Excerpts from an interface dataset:
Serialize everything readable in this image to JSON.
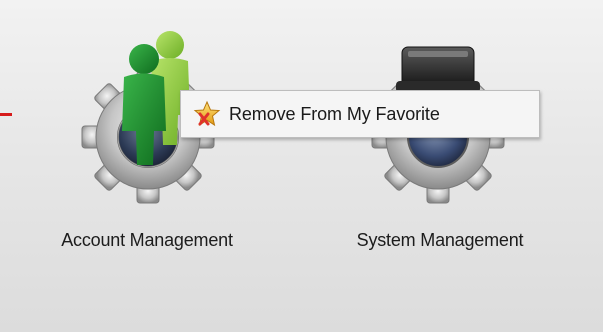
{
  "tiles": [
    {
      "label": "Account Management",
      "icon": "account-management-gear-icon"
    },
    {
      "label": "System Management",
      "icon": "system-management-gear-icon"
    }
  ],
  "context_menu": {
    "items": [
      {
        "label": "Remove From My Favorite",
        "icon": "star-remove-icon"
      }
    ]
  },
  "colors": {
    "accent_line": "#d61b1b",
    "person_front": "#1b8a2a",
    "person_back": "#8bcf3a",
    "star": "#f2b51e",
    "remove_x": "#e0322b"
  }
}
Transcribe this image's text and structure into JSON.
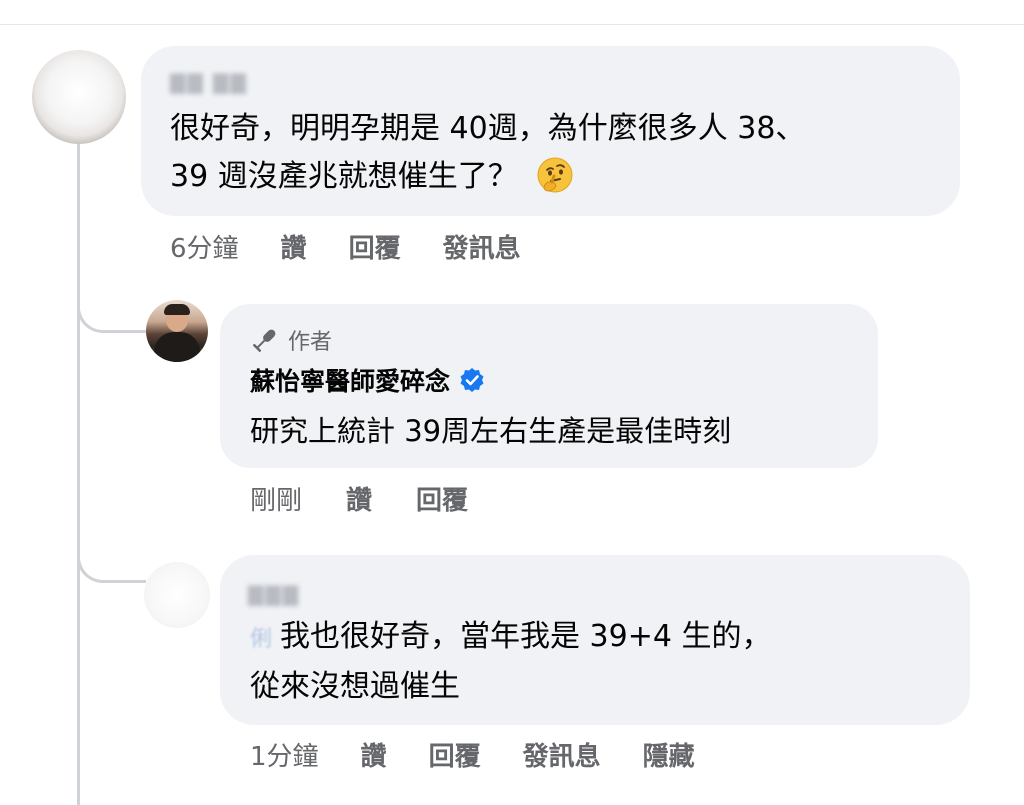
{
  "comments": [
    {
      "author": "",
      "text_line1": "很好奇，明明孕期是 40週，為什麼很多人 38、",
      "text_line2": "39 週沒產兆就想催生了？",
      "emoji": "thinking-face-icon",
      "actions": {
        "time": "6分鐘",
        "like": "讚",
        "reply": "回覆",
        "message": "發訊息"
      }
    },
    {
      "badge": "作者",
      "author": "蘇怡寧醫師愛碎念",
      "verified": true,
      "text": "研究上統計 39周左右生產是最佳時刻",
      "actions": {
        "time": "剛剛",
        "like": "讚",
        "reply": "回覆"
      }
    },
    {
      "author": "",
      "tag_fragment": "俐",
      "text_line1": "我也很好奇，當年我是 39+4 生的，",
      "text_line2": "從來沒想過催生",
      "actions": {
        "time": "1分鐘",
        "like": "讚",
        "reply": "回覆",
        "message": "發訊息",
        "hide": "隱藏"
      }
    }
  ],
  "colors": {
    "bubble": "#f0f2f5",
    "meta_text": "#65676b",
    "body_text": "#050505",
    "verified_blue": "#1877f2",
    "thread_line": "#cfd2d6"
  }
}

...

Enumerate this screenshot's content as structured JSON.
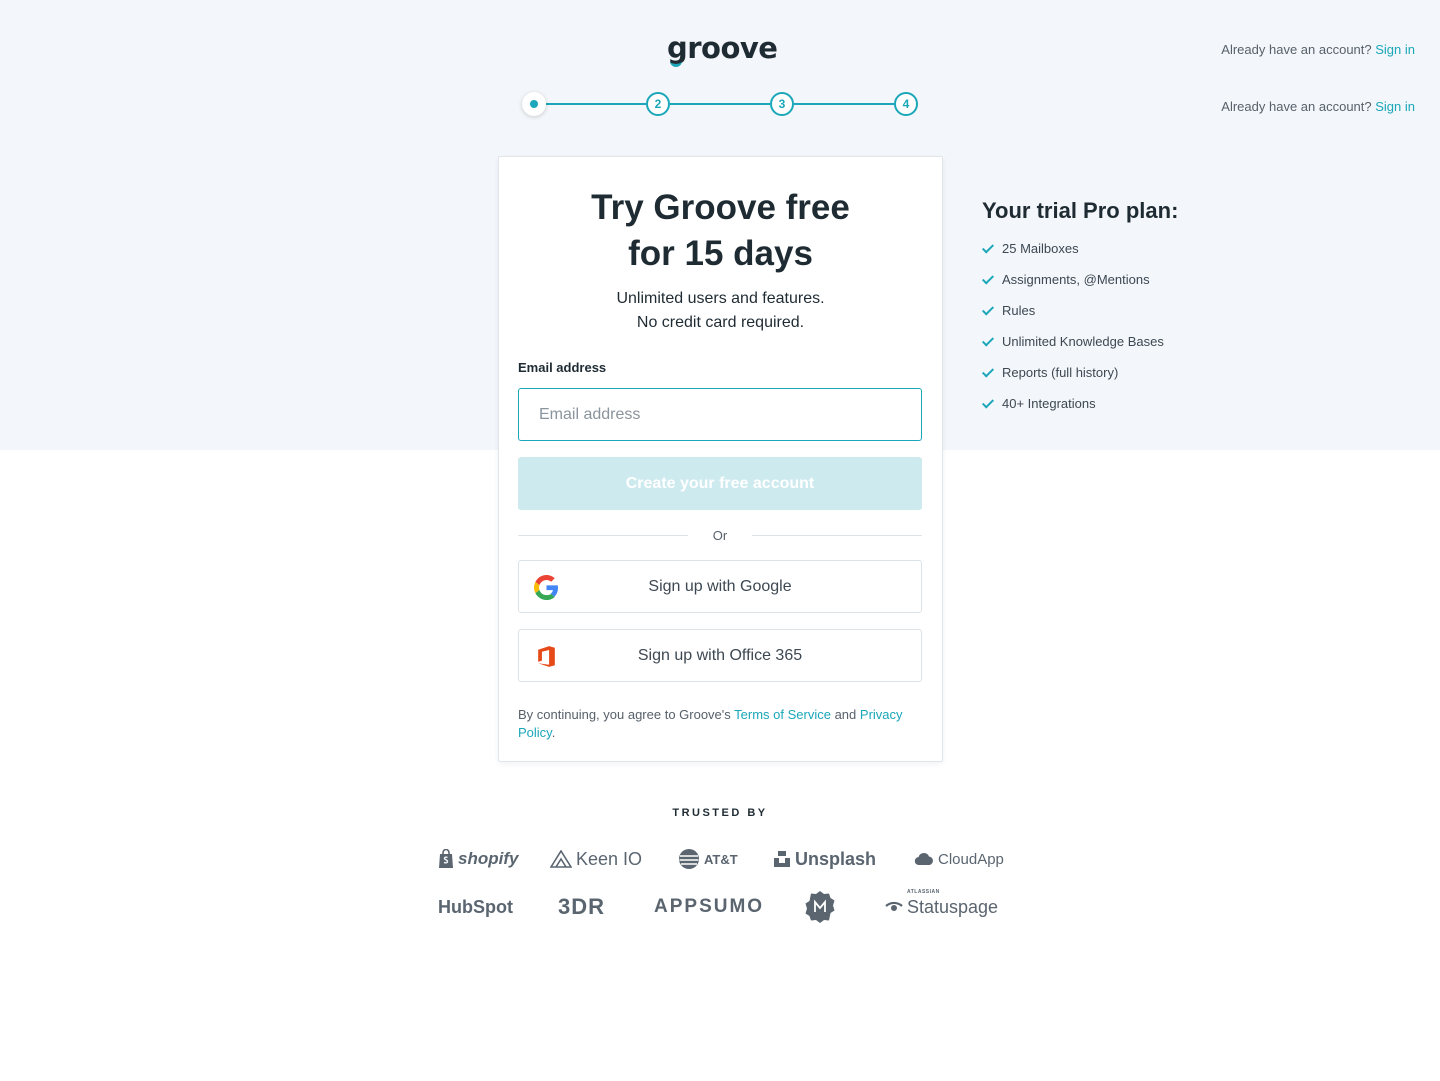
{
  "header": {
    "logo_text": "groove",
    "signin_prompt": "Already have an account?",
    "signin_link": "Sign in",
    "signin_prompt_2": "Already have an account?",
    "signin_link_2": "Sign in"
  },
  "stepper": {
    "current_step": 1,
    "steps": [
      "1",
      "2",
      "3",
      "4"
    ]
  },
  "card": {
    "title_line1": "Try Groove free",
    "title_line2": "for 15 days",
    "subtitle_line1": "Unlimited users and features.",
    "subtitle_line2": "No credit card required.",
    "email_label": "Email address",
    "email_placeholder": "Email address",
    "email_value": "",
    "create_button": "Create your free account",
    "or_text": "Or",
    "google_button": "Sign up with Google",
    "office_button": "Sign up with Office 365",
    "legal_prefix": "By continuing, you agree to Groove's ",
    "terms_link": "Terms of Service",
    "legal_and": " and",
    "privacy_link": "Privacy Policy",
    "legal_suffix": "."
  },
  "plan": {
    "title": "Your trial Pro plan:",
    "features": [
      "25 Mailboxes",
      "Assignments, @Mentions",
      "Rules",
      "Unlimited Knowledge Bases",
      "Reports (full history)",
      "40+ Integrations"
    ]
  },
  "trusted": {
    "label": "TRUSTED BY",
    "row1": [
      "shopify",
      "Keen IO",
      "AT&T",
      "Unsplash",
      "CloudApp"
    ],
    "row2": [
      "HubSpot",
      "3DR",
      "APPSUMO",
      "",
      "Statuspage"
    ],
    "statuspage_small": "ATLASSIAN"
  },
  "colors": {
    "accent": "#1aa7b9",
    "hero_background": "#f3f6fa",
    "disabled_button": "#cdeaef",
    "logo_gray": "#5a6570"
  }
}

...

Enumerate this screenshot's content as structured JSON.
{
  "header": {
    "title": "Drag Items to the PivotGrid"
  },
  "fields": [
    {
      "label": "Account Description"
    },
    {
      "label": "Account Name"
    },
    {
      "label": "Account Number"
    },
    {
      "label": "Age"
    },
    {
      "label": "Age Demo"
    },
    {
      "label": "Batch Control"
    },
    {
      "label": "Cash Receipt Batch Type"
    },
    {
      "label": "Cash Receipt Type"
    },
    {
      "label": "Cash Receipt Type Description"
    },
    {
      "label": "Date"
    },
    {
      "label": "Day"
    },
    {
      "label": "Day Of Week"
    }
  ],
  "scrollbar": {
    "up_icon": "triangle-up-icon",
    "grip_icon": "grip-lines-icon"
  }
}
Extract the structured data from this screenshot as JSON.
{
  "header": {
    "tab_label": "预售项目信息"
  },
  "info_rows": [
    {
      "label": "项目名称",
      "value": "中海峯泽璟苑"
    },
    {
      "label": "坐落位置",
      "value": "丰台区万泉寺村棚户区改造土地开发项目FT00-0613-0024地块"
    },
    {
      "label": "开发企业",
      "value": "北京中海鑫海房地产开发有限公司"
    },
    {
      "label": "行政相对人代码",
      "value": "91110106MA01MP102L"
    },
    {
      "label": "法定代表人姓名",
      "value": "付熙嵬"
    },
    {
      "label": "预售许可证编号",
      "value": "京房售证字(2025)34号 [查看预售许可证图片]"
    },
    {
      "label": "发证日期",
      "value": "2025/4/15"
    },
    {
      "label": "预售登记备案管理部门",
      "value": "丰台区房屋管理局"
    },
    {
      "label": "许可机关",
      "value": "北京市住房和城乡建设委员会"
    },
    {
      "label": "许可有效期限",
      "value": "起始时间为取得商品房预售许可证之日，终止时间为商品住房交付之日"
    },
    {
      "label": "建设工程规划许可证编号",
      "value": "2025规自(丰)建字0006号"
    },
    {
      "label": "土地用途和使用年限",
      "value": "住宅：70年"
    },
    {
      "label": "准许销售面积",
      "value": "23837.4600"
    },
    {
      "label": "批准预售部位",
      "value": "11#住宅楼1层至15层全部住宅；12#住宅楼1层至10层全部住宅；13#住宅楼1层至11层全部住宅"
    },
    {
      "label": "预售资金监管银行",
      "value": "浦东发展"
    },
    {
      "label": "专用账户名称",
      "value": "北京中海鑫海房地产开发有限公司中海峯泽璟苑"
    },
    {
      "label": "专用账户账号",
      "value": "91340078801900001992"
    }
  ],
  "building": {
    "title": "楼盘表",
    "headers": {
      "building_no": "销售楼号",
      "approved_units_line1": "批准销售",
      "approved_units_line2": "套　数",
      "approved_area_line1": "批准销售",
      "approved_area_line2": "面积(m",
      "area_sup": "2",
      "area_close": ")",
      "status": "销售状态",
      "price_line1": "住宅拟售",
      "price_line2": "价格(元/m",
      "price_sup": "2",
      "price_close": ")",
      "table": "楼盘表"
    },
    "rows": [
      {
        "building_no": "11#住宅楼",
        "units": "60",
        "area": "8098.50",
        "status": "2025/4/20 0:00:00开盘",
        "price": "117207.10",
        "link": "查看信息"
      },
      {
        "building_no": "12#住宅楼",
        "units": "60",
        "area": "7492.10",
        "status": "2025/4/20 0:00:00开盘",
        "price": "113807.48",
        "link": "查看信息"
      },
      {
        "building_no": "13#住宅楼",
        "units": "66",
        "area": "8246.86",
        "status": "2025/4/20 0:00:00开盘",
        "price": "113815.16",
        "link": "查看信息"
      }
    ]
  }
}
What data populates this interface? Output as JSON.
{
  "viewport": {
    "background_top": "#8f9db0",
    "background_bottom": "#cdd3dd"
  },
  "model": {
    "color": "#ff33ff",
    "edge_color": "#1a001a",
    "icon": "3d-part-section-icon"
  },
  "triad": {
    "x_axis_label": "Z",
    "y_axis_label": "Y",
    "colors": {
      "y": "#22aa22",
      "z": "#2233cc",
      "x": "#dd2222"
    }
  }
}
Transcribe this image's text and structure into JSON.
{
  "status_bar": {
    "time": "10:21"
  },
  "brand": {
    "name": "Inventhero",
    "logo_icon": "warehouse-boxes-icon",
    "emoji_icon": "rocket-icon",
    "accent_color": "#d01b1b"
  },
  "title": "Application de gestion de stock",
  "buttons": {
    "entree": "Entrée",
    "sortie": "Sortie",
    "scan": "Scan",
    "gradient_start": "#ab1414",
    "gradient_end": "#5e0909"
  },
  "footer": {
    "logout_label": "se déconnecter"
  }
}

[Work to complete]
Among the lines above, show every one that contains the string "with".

[Exercise result]
    "google_button": "Sign up with Google",
    "office_button": "Sign up with Office 365",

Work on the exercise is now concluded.